Saturday, August 26, 2006

Satisfying Day in the "Garden"

I was surprised to find this stamp of a Sanseivieria plant.
Yesterday I got four seed packets, and some plants for a total of 80 pesos (about $7.20US). It still pleases me to get inexpensive plants here. Although I know that the only reason they are so cheap is they are being grown by peasants in bad working conditions. Guys making 50 or 60 pesos a day for long days and working with machetes and sticks mostly.

Anyway. Aside from my little guilt trip. The seed packets are very expensive here, about 15 pesos for very very few seeds. Sometimes the packets are mislabelled and the plants are either too dried out to germinate, or they aren't what the packets says they will be. Oh real, another adventure in Mexico.

I got artichoke, cacti, coleus and Serrano chile pepper seeds. I was going to share. Usually I take out half the seeds in each packet for me, and then tape up the packet to give to the next person that asks for one. You can buy packets of seeds in Las Varas, but it's not really a common thing to do. People enjoy studying the packets and looking at the pictures on the front. And usually they aren't success with growing seeds, but sometimes they are.

So, I planted all the seeds myself this morning. We'll see how they germinate. Coleus usually germinate quickly here. I tried to grow artichokes in the Zone 5 greenhouse,years ago, back in the US. The greenhouse was attached to the south side of the house, so I could try to warm the greenhouse in the winter. In those years we often had 15-20 below zero weather for short periods every winter. It's warmer there now and they changed the area to Zone 6. Scary days.

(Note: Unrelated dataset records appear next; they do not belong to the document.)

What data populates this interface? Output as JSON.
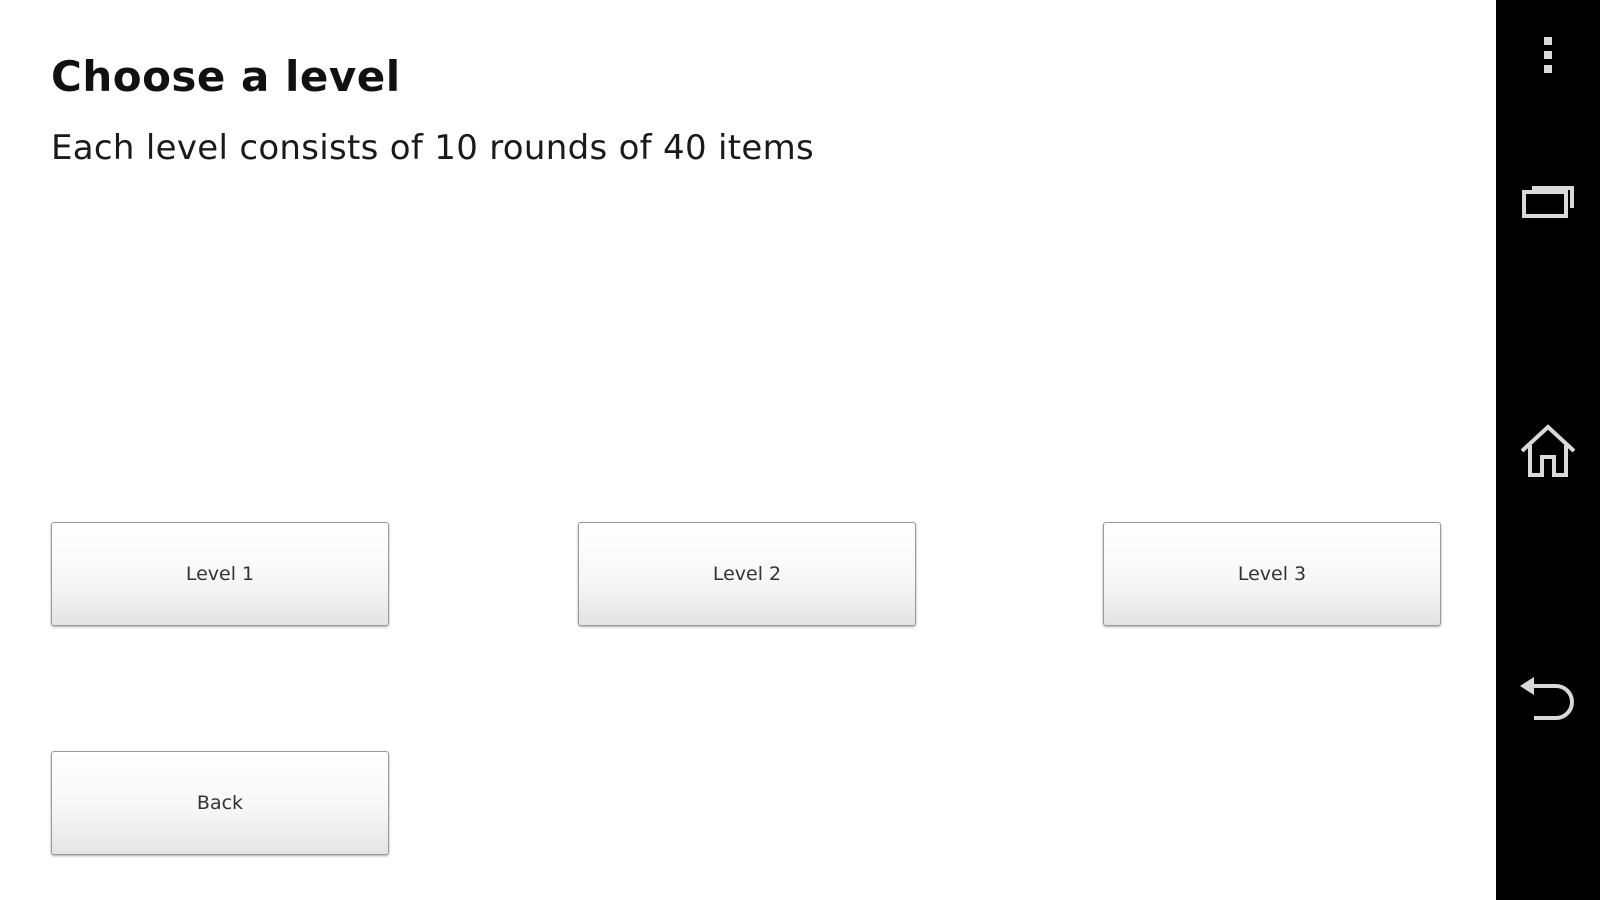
{
  "page": {
    "title": "Choose a level",
    "subtitle": "Each level consists of 10 rounds of 40 items"
  },
  "buttons": {
    "level1": "Level 1",
    "level2": "Level 2",
    "level3": "Level 3",
    "back": "Back"
  },
  "navbar": {
    "icons": [
      "overflow-menu-icon",
      "recent-apps-icon",
      "home-icon",
      "back-icon"
    ],
    "background": "#000000",
    "icon_color": "#d9d9d9"
  }
}
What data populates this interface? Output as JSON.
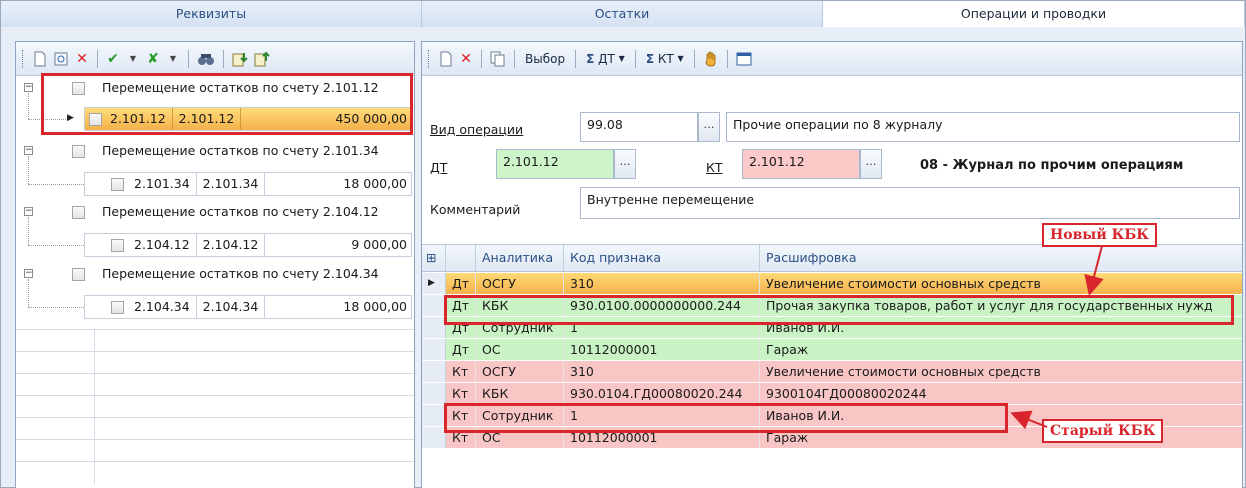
{
  "tabs": [
    {
      "label": "Реквизиты",
      "active": false
    },
    {
      "label": "Остатки",
      "active": false
    },
    {
      "label": "Операции и проводки",
      "active": true
    }
  ],
  "left_toolbar": {
    "icons": [
      "new-document-icon",
      "preview-icon",
      "delete-icon",
      "approve-icon",
      "unapprove-icon",
      "find-icon",
      "import-icon",
      "export-icon"
    ]
  },
  "tree": {
    "groups": [
      {
        "label": "Перемещение остатков по счету 2.101.12",
        "child": {
          "debit": "2.101.12",
          "credit": "2.101.12",
          "amount": "450 000,00",
          "selected": true
        }
      },
      {
        "label": "Перемещение остатков по счету 2.101.34",
        "child": {
          "debit": "2.101.34",
          "credit": "2.101.34",
          "amount": "18 000,00",
          "selected": false
        }
      },
      {
        "label": "Перемещение остатков по счету 2.104.12",
        "child": {
          "debit": "2.104.12",
          "credit": "2.104.12",
          "amount": "9 000,00",
          "selected": false
        }
      },
      {
        "label": "Перемещение остатков по счету 2.104.34",
        "child": {
          "debit": "2.104.34",
          "credit": "2.104.34",
          "amount": "18 000,00",
          "selected": false
        }
      }
    ]
  },
  "right_toolbar": {
    "select_label": "Выбор",
    "sum_dt_label": "ДТ",
    "sum_kt_label": "КТ"
  },
  "form": {
    "operation_type_label": "Вид операции",
    "operation_code": "99.08",
    "operation_name": "Прочие операции по 8 журналу",
    "dt_label": "ДТ",
    "dt_value": "2.101.12",
    "kt_label": "КТ",
    "kt_value": "2.101.12",
    "journal": "08 - Журнал по прочим операциям",
    "comment_label": "Комментарий",
    "comment_value": "Внутренне перемещение"
  },
  "grid": {
    "columns": [
      "",
      "Аналитика",
      "Код признака",
      "Расшифровка"
    ],
    "rows": [
      {
        "side": "Дт",
        "analytic": "ОСГУ",
        "code": "310",
        "description": "Увеличение стоимости основных средств",
        "style": "orange",
        "current": true
      },
      {
        "side": "Дт",
        "analytic": "КБК",
        "code": "930.0100.0000000000.244",
        "description": "Прочая закупка товаров, работ и услуг для государственных нужд",
        "style": "green",
        "current": false
      },
      {
        "side": "Дт",
        "analytic": "Сотрудник",
        "code": "1",
        "description": "Иванов И.И.",
        "style": "green",
        "current": false
      },
      {
        "side": "Дт",
        "analytic": "ОС",
        "code": "10112000001",
        "description": "Гараж",
        "style": "green",
        "current": false
      },
      {
        "side": "Кт",
        "analytic": "ОСГУ",
        "code": "310",
        "description": "Увеличение стоимости основных средств",
        "style": "pink",
        "current": false
      },
      {
        "side": "Кт",
        "analytic": "КБК",
        "code": "930.0104.ГД00080020.244",
        "description": "9300104ГД00080020244",
        "style": "pink",
        "current": false
      },
      {
        "side": "Кт",
        "analytic": "Сотрудник",
        "code": "1",
        "description": "Иванов И.И.",
        "style": "pink",
        "current": false
      },
      {
        "side": "Кт",
        "analytic": "ОС",
        "code": "10112000001",
        "description": "Гараж",
        "style": "pink",
        "current": false
      }
    ]
  },
  "annotations": {
    "new_kbk": "Новый КБК",
    "old_kbk": "Старый КБК"
  },
  "colors": {
    "annotation_red": "#d8262c",
    "debit_row": "#c9f3c5",
    "credit_row": "#f9c6c6",
    "selected_row": "#f5b24c"
  }
}
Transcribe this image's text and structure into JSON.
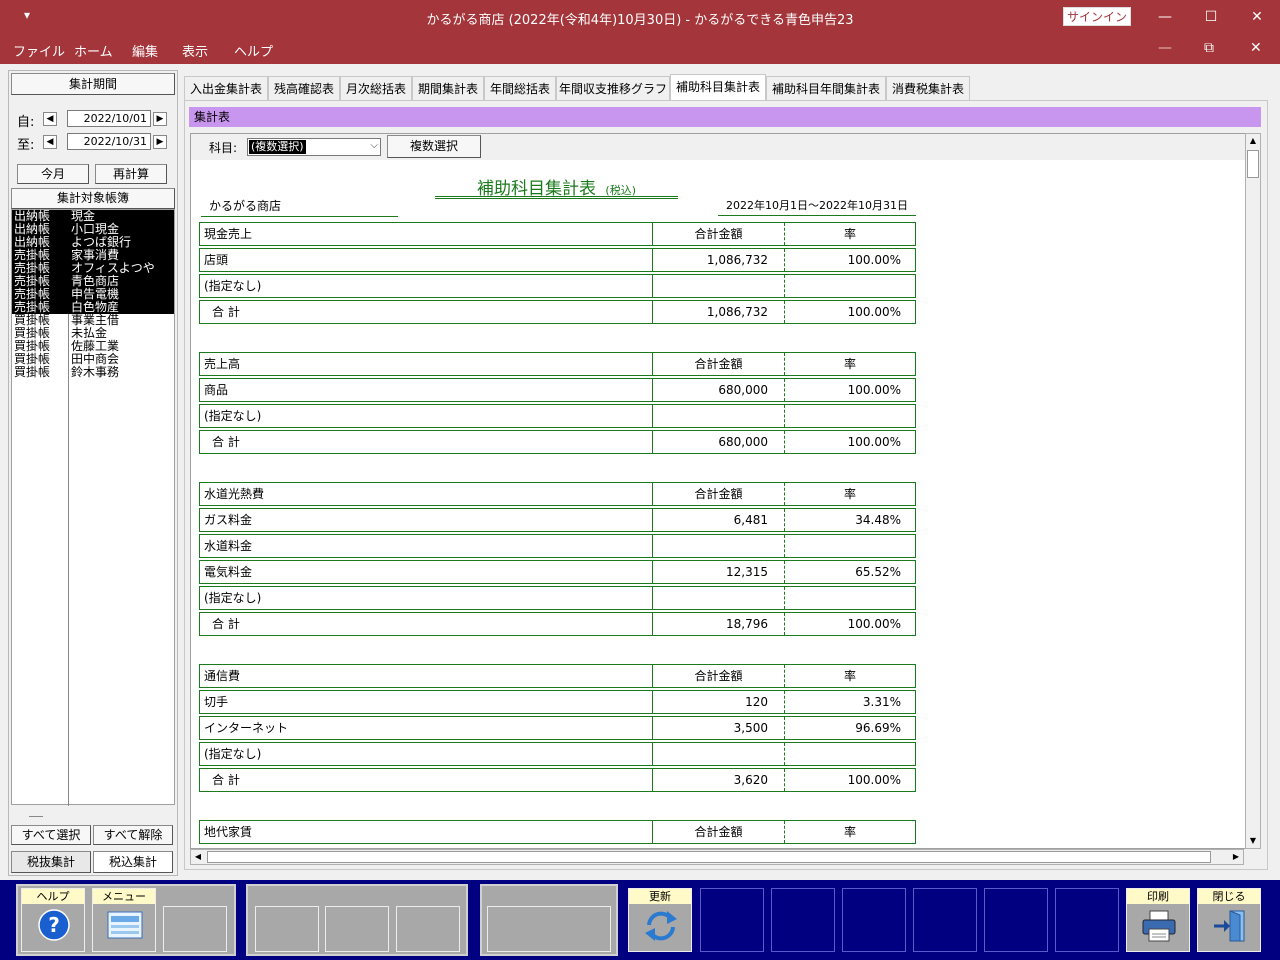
{
  "window": {
    "title": "かるがる商店 (2022年(令和4年)10月30日)  -  かるがるできる青色申告23",
    "signin": "サインイン",
    "minimize": "—",
    "maximize": "☐",
    "close": "✕",
    "restore": "⧉",
    "quick_access": "▾"
  },
  "menu": [
    "ファイル",
    "ホーム",
    "編集",
    "表示",
    "ヘルプ"
  ],
  "left": {
    "period_button": "集計期間",
    "from_label": "自:",
    "to_label": "至:",
    "from_date": "2022/10/01",
    "to_date": "2022/10/31",
    "this_month": "今月",
    "recalc": "再計算",
    "books_header": "集計対象帳簿",
    "books": [
      {
        "book": "出納帳",
        "account": "現金",
        "selected": true
      },
      {
        "book": "出納帳",
        "account": "小口現金",
        "selected": true
      },
      {
        "book": "出納帳",
        "account": "よつば銀行",
        "selected": true
      },
      {
        "book": "売掛帳",
        "account": "家事消費",
        "selected": true
      },
      {
        "book": "売掛帳",
        "account": "オフィスよつや",
        "selected": true
      },
      {
        "book": "売掛帳",
        "account": "青色商店",
        "selected": true
      },
      {
        "book": "売掛帳",
        "account": "申告電機",
        "selected": true
      },
      {
        "book": "売掛帳",
        "account": "白色物産",
        "selected": true
      },
      {
        "book": "買掛帳",
        "account": "事業主借",
        "selected": false
      },
      {
        "book": "買掛帳",
        "account": "未払金",
        "selected": false
      },
      {
        "book": "買掛帳",
        "account": "佐藤工業",
        "selected": false
      },
      {
        "book": "買掛帳",
        "account": "田中商会",
        "selected": false
      },
      {
        "book": "買掛帳",
        "account": "鈴木事務",
        "selected": false
      }
    ],
    "select_all": "すべて選択",
    "deselect_all": "すべて解除",
    "tax_excl": "税抜集計",
    "tax_incl": "税込集計"
  },
  "tabs": [
    "入出金集計表",
    "残高確認表",
    "月次総括表",
    "期間集計表",
    "年間総括表",
    "年間収支推移グラフ",
    "補助科目集計表",
    "補助科目年間集計表",
    "消費税集計表"
  ],
  "panel_title": "集計表",
  "toolbar": {
    "account_label": "科目:",
    "account_value": "(複数選択)",
    "multi_select": "複数選択"
  },
  "report": {
    "title": "補助科目集計表",
    "tax_note": "(税込)",
    "company": "かるがる商店",
    "period": "2022年10月1日～2022年10月31日",
    "col_amount": "合計金額",
    "col_rate": "率",
    "total_label": "合 計",
    "sections": [
      {
        "name": "現金売上",
        "rows": [
          {
            "label": "店頭",
            "amount": "1,086,732",
            "rate": "100.00%"
          },
          {
            "label": "(指定なし)",
            "amount": "",
            "rate": ""
          }
        ],
        "total": {
          "amount": "1,086,732",
          "rate": "100.00%"
        }
      },
      {
        "name": "売上高",
        "rows": [
          {
            "label": "商品",
            "amount": "680,000",
            "rate": "100.00%"
          },
          {
            "label": "(指定なし)",
            "amount": "",
            "rate": ""
          }
        ],
        "total": {
          "amount": "680,000",
          "rate": "100.00%"
        }
      },
      {
        "name": "水道光熱費",
        "rows": [
          {
            "label": "ガス料金",
            "amount": "6,481",
            "rate": "34.48%"
          },
          {
            "label": "水道料金",
            "amount": "",
            "rate": ""
          },
          {
            "label": "電気料金",
            "amount": "12,315",
            "rate": "65.52%"
          },
          {
            "label": "(指定なし)",
            "amount": "",
            "rate": ""
          }
        ],
        "total": {
          "amount": "18,796",
          "rate": "100.00%"
        }
      },
      {
        "name": "通信費",
        "rows": [
          {
            "label": "切手",
            "amount": "120",
            "rate": "3.31%"
          },
          {
            "label": "インターネット",
            "amount": "3,500",
            "rate": "96.69%"
          },
          {
            "label": "(指定なし)",
            "amount": "",
            "rate": ""
          }
        ],
        "total": {
          "amount": "3,620",
          "rate": "100.00%"
        }
      },
      {
        "name": "地代家賃",
        "rows": [],
        "total": null
      }
    ]
  },
  "fkeys": {
    "help": "ヘルプ",
    "menu": "メニュー",
    "refresh": "更新",
    "print": "印刷",
    "close": "閉じる"
  },
  "colors": {
    "titlebar": "#a4353a",
    "panel_header": "#c896ee",
    "table_border": "#1b7a1b",
    "bottom_bar": "#000080"
  }
}
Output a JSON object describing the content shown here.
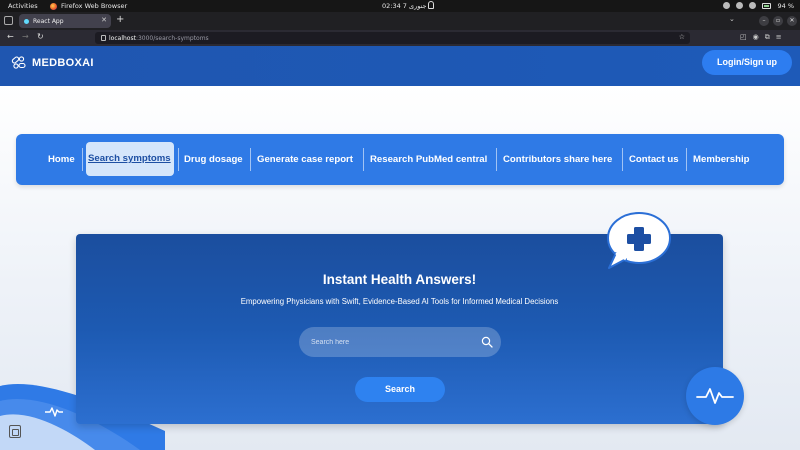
{
  "system_bar": {
    "activities": "Activities",
    "app_name": "Firefox Web Browser",
    "clock": "02:34  7 جنوری",
    "battery": "94 %"
  },
  "browser": {
    "tab_title": "React App",
    "url_host": "localhost",
    "url_path": ":3000/search-symptoms"
  },
  "header": {
    "brand": "MEDBOXAI",
    "login_label": "Login/Sign up"
  },
  "nav": {
    "items": [
      {
        "label": "Home"
      },
      {
        "label": "Search symptoms"
      },
      {
        "label": "Drug dosage"
      },
      {
        "label": "Generate case report"
      },
      {
        "label": "Research PubMed central"
      },
      {
        "label": "Contributors share here"
      },
      {
        "label": "Contact us"
      },
      {
        "label": "Membership"
      }
    ],
    "active_index": 1
  },
  "hero": {
    "title": "Instant Health Answers!",
    "subtitle": "Empowering Physicians with Swift, Evidence-Based AI Tools for Informed Medical Decisions",
    "search_placeholder": "Search here",
    "search_button": "Search"
  },
  "colors": {
    "header_bg": "#1f56b0",
    "nav_card": "#2f7ae6",
    "hero_bg": "#1d5ab2",
    "button": "#2e82f0"
  },
  "icons": [
    "logo-icon",
    "plus-icon",
    "search-icon",
    "heartbeat-icon",
    "clipboard-icon"
  ]
}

Anyway, artichokes are biennial, at least the seeds I had in the US were biennial. I ended up with three large plants in mid-October and wintered them over in the greenhouse, which took some doing. And I had big hopes for an small artichoke harvest. My Mom loved artichokes and she passed the taste for them onto me.

Then, in early spring, the weirdest thing happened. We found a peacock in one of the empty railroad cars they move grain in. They used to park the empty cars next to the highway for the winter, and we would go sweep out all the extra grain to take home for our chickens and turkeys. This peacock was jumped out of one of the cars and was limping along the road next to the tracks. It was very cold out, maybe zero degrees, so we scooped him up and brought him home. Wrapped in some gunny sacks. He was a full-sized male (big peacock tail) and was he mean!

The next morning I went into the nearby town to ask around about who had peacocks in the area. Got a phone number and called. They agreed to come get the bird, and I hurried home. While I was gone the kids, or a neighbor, or someone put the peacock in the greenhouse, and he trashed my poor artichokes. Oh well. That's life in the country.

Anyway, in addition to the seed packets I got five containers of plants. One pots of Sanseivieria
which was actually four nice sized plants, one Bird of Paradise, which I divided into three pots, and some more portulacas. A bunch of them. Different colors.

Very satisfying. Nice sunny hot day, not too humid. At least I only have a little sweat dripping off my forearms where they are touching the oilcloth on my computer table. And only the back of my tee shirt is wet from sweat. Last night I though we were going to be rain-free for the night, but it ended up raining most of the night. No storming though.

1 comment:

Christine said...

Wow! You're pretty brave about that heat!